(Supplied material)

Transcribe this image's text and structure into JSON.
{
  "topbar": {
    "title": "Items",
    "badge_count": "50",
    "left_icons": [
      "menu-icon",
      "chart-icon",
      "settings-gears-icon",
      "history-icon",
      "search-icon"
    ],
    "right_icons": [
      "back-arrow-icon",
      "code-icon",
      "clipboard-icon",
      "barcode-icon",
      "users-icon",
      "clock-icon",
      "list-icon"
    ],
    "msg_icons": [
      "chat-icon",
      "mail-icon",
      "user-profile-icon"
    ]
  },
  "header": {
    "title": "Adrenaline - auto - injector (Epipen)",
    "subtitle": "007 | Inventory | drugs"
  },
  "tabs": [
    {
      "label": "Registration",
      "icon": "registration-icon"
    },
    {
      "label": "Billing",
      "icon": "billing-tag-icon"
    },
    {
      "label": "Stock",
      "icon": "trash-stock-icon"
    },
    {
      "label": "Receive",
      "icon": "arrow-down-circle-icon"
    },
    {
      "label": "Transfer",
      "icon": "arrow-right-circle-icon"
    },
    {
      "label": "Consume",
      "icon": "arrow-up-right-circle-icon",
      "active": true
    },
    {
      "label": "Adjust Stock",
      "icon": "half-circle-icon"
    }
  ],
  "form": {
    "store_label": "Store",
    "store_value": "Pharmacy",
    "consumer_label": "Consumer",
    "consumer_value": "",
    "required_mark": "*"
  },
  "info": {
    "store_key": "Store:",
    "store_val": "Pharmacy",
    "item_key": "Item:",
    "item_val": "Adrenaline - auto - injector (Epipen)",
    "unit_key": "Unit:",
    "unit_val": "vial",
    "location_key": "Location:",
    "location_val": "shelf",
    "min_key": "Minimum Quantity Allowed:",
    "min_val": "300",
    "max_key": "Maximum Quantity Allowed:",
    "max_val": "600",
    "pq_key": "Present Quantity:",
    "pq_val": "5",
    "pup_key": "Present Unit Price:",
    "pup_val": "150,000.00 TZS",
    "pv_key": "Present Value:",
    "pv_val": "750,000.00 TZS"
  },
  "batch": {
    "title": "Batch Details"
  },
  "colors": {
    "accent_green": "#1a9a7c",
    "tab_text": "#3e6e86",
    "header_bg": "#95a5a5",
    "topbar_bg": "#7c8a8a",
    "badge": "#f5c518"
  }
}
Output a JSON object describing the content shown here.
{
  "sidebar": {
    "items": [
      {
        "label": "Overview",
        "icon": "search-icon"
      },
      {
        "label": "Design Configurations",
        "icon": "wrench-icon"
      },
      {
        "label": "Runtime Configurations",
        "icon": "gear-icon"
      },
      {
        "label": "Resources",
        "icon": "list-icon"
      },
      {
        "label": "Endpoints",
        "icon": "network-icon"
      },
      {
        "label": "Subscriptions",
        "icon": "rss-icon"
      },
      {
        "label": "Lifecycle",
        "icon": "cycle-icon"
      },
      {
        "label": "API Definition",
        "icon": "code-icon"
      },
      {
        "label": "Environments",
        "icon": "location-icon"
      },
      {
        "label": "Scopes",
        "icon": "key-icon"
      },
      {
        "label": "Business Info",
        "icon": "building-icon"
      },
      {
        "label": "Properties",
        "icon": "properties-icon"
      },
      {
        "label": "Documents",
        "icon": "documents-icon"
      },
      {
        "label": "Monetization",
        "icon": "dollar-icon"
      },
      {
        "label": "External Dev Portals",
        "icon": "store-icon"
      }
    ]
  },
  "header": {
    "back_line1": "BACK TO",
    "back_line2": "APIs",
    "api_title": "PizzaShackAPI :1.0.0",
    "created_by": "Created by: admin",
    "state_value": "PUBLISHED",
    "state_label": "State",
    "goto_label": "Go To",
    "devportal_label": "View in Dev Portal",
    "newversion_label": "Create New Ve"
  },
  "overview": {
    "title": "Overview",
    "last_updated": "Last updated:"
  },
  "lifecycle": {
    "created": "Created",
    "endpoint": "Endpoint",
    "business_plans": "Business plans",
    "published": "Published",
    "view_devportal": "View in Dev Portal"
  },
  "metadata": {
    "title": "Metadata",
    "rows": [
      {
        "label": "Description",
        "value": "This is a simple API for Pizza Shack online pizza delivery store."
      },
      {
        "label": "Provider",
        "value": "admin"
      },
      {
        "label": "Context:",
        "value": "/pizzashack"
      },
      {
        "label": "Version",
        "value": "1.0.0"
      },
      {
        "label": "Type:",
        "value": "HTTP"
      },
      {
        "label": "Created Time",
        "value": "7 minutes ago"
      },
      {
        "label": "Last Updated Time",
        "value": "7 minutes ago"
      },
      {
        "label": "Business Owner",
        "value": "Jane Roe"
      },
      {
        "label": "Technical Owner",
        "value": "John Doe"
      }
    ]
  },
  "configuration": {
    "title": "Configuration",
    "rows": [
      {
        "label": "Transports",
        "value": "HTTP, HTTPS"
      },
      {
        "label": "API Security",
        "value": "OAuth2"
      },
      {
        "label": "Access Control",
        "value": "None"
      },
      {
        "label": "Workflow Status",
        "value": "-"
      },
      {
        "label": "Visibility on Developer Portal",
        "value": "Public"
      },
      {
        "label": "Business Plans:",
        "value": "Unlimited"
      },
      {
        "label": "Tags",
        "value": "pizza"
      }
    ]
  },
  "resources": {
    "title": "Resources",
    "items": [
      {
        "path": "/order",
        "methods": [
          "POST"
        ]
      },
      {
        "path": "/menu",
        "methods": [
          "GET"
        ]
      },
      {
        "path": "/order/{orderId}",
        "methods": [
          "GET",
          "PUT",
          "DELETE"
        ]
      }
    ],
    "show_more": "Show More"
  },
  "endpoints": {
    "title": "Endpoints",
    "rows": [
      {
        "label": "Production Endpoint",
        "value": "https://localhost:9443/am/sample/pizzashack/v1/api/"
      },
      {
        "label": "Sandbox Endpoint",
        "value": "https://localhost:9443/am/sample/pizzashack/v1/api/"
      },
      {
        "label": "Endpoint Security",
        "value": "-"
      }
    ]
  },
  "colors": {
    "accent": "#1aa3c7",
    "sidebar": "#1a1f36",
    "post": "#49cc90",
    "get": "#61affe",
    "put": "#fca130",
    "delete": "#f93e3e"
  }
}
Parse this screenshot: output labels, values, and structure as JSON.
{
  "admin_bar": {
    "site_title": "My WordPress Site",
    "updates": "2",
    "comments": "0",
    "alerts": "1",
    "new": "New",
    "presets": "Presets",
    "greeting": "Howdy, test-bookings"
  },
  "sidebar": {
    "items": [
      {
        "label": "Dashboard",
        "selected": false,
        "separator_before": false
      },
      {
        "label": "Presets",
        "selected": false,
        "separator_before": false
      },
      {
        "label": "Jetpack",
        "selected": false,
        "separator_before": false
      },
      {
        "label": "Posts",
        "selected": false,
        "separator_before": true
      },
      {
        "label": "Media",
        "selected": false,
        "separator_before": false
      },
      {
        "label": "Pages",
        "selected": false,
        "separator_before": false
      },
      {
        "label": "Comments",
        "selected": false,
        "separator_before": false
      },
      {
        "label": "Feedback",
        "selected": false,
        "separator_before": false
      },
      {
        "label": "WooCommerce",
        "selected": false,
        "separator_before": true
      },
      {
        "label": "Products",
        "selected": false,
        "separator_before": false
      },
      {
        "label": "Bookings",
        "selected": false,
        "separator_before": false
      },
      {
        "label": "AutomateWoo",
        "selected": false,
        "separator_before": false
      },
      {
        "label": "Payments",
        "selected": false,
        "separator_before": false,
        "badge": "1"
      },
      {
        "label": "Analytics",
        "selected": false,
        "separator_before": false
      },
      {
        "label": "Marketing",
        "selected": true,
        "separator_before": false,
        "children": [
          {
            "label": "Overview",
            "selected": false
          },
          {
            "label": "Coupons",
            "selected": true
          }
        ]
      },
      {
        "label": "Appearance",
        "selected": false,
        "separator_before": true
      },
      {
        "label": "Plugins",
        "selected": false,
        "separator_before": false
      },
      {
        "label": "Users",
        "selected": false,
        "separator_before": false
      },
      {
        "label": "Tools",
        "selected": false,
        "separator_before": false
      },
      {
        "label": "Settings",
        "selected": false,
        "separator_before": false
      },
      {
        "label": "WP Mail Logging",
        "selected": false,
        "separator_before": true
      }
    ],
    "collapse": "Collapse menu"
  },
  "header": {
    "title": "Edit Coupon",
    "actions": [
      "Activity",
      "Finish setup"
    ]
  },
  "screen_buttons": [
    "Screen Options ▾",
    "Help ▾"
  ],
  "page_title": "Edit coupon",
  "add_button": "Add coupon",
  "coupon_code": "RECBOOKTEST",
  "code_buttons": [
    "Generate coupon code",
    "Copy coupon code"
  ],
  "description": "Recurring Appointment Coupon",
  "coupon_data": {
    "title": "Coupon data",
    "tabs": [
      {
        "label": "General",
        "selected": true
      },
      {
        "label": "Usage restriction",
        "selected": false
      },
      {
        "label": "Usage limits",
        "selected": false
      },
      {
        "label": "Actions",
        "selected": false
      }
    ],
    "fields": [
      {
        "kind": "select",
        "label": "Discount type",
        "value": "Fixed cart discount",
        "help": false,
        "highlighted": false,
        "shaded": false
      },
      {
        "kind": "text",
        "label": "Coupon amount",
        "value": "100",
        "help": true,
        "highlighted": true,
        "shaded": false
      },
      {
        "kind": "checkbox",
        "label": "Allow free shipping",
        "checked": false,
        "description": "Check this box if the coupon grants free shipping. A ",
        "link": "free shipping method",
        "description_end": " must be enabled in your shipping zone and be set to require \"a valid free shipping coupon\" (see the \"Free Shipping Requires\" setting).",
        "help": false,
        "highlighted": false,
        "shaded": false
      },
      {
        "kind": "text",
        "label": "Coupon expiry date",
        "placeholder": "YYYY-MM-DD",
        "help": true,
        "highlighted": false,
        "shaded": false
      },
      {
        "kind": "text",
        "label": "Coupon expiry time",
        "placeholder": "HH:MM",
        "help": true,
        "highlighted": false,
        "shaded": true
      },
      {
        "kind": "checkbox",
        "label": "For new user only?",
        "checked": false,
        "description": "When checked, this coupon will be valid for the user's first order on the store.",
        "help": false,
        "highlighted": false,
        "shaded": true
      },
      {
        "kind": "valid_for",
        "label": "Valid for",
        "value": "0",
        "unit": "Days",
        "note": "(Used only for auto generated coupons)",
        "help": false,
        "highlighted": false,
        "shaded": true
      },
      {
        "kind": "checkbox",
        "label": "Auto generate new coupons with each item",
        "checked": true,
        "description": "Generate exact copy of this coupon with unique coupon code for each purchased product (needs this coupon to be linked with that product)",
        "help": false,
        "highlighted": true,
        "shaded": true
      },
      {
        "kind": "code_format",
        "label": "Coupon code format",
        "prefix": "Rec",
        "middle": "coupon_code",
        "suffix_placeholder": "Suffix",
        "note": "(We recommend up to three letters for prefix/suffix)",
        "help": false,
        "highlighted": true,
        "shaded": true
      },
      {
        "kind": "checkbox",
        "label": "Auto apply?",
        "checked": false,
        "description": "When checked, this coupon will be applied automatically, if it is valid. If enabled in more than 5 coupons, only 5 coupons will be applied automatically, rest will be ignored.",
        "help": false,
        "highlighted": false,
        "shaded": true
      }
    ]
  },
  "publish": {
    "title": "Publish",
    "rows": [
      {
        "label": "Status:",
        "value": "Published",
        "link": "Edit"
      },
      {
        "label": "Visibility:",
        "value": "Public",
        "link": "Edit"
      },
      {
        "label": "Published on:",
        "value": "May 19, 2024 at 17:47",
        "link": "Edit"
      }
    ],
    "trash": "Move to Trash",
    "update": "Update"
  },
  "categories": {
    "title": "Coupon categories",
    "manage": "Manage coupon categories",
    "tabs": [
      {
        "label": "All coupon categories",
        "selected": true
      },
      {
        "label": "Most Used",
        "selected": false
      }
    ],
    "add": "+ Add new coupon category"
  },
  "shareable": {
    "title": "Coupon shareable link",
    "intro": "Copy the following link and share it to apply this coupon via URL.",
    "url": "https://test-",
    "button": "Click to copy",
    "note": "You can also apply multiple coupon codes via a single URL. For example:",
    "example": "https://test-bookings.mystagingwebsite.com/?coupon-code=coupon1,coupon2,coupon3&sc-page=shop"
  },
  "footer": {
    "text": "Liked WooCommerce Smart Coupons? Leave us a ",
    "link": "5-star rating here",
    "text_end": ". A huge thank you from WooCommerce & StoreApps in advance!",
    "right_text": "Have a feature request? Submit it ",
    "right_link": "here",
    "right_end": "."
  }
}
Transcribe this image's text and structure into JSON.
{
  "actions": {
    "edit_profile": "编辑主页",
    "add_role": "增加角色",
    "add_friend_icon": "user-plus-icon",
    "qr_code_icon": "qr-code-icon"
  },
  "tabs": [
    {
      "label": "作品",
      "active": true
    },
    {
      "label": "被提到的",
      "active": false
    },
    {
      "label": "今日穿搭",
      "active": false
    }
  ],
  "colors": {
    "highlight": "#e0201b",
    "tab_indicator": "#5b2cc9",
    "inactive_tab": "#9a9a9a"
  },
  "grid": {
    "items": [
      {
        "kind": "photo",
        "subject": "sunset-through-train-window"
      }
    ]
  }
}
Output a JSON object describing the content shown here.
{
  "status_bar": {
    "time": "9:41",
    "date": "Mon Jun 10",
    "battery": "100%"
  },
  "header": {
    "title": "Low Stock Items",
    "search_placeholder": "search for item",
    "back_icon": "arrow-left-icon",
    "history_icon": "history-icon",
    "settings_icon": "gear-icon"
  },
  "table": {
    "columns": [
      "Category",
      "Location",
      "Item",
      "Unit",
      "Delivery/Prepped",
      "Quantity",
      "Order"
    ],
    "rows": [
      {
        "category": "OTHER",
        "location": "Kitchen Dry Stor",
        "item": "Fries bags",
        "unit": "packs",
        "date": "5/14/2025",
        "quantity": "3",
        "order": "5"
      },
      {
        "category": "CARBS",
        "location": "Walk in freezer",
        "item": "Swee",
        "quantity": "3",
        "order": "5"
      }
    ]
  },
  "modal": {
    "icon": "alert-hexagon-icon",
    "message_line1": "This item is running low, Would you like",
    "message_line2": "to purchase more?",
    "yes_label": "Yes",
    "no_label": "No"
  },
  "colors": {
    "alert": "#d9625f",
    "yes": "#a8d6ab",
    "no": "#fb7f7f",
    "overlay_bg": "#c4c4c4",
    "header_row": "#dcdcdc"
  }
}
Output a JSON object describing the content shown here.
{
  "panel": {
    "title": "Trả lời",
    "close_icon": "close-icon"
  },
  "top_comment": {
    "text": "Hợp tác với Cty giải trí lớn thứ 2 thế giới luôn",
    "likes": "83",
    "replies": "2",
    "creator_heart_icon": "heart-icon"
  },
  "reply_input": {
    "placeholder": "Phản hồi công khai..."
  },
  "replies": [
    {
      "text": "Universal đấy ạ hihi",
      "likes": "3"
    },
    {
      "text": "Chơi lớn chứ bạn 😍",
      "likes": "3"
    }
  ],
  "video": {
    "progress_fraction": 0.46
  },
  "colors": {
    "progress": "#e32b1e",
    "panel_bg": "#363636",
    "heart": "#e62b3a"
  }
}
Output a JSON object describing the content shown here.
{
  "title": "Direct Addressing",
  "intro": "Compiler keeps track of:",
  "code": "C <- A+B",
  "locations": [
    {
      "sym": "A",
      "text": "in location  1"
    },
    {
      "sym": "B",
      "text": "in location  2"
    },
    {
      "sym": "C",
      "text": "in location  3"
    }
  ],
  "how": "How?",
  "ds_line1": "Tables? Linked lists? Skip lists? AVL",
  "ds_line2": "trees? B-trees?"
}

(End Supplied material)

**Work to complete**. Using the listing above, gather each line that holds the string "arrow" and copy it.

**Task answer**.
      "back-arrow-icon",
      "icon": "arrow-down-circle-icon"
      "icon": "arrow-right-circle-icon"
      "icon": "arrow-up-right-circle-icon",
    "back_icon": "arrow-left-icon",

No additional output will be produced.